┌──

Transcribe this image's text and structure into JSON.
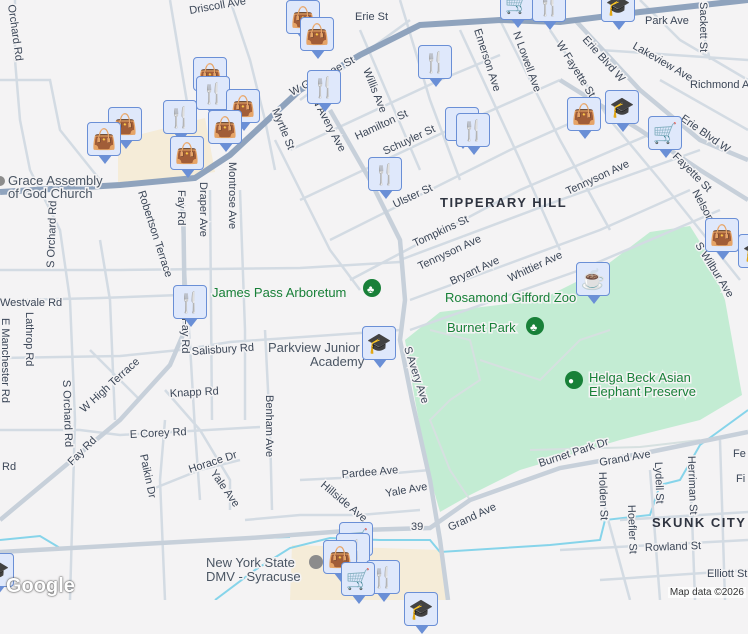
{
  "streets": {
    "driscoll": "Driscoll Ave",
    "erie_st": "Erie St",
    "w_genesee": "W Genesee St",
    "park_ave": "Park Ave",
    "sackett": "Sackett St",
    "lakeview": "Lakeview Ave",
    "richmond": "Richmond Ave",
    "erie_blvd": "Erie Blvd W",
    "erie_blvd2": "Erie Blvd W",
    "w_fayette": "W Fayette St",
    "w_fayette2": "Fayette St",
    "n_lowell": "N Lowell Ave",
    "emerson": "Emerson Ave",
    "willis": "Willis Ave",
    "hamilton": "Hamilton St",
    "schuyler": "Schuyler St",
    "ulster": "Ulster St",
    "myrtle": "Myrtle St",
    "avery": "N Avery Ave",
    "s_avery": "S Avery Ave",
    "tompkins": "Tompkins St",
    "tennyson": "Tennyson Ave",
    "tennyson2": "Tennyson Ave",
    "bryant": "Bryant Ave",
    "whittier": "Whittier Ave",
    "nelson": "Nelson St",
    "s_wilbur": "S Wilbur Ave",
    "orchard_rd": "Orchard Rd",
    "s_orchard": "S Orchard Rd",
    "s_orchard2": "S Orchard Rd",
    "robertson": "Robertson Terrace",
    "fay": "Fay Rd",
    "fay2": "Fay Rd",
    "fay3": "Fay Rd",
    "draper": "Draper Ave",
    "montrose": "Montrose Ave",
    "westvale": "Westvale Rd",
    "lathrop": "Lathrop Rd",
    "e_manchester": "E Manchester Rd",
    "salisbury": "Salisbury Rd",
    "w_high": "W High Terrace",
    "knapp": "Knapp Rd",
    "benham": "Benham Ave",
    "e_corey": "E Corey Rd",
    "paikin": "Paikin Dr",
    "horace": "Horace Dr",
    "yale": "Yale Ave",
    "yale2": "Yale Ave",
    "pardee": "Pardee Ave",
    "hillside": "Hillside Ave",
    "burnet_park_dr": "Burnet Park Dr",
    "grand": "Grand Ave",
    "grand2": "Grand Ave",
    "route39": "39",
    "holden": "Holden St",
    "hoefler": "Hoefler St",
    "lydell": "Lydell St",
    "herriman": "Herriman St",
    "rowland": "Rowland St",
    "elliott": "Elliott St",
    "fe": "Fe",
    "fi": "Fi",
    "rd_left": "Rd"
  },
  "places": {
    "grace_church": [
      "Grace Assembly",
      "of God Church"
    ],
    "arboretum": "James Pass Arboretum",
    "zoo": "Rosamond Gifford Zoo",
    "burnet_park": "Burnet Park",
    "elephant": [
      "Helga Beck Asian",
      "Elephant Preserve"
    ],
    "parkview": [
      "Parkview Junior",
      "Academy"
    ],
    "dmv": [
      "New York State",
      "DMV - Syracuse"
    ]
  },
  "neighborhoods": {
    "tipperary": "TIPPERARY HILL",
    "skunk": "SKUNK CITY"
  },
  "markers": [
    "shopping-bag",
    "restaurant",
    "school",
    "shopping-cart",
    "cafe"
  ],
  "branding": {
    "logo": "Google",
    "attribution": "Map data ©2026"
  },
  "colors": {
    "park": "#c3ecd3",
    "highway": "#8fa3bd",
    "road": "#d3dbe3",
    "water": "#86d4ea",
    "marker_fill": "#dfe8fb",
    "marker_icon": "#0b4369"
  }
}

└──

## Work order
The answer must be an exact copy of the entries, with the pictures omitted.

## Answer section
Transcribe this image's text and structure into JSON.
{
  "streets": {
    "driscoll": "Driscoll Ave",
    "erie_st": "Erie St",
    "w_genesee": "W Genesee St",
    "park_ave": "Park Ave",
    "sackett": "Sackett St",
    "lakeview": "Lakeview Ave",
    "richmond": "Richmond Ave",
    "erie_blvd": "Erie Blvd W",
    "erie_blvd2": "Erie Blvd W",
    "w_fayette": "W Fayette St",
    "w_fayette2": "Fayette St",
    "n_lowell": "N Lowell Ave",
    "emerson": "Emerson Ave",
    "willis": "Willis Ave",
    "hamilton": "Hamilton St",
    "schuyler": "Schuyler St",
    "ulster": "Ulster St",
    "myrtle": "Myrtle St",
    "avery": "N Avery Ave",
    "s_avery": "S Avery Ave",
    "tompkins": "Tompkins St",
    "tennyson": "Tennyson Ave",
    "tennyson2": "Tennyson Ave",
    "bryant": "Bryant Ave",
    "whittier": "Whittier Ave",
    "nelson": "Nelson St",
    "s_wilbur": "S Wilbur Ave",
    "orchard_rd": "Orchard Rd",
    "s_orchard": "S Orchard Rd",
    "s_orchard2": "S Orchard Rd",
    "robertson": "Robertson Terrace",
    "fay": "Fay Rd",
    "fay2": "Fay Rd",
    "fay3": "Fay Rd",
    "draper": "Draper Ave",
    "montrose": "Montrose Ave",
    "westvale": "Westvale Rd",
    "lathrop": "Lathrop Rd",
    "e_manchester": "E Manchester Rd",
    "salisbury": "Salisbury Rd",
    "w_high": "W High Terrace",
    "knapp": "Knapp Rd",
    "benham": "Benham Ave",
    "e_corey": "E Corey Rd",
    "paikin": "Paikin Dr",
    "horace": "Horace Dr",
    "yale": "Yale Ave",
    "yale2": "Yale Ave",
    "pardee": "Pardee Ave",
    "hillside": "Hillside Ave",
    "burnet_park_dr": "Burnet Park Dr",
    "grand": "Grand Ave",
    "grand2": "Grand Ave",
    "route39": "39",
    "holden": "Holden St",
    "hoefler": "Hoefler St",
    "lydell": "Lydell St",
    "herriman": "Herriman St",
    "rowland": "Rowland St",
    "elliott": "Elliott St",
    "fe": "Fe",
    "fi": "Fi",
    "rd_left": "Rd"
  },
  "places": {
    "grace_church": [
      "Grace Assembly",
      "of God Church"
    ],
    "arboretum": "James Pass Arboretum",
    "zoo": "Rosamond Gifford Zoo",
    "burnet_park": "Burnet Park",
    "elephant": [
      "Helga Beck Asian",
      "Elephant Preserve"
    ],
    "parkview": [
      "Parkview Junior",
      "Academy"
    ],
    "dmv": [
      "New York State",
      "DMV - Syracuse"
    ]
  },
  "neighborhoods": {
    "tipperary": "TIPPERARY HILL",
    "skunk": "SKUNK CITY"
  },
  "markers": [
    "shopping-bag",
    "restaurant",
    "school",
    "shopping-cart",
    "cafe"
  ],
  "branding": {
    "logo": "Google",
    "attribution": "Map data ©2026"
  },
  "colors": {
    "park": "#c3ecd3",
    "highway": "#8fa3bd",
    "road": "#d3dbe3",
    "water": "#86d4ea",
    "marker_fill": "#dfe8fb",
    "marker_icon": "#0b4369"
  }
}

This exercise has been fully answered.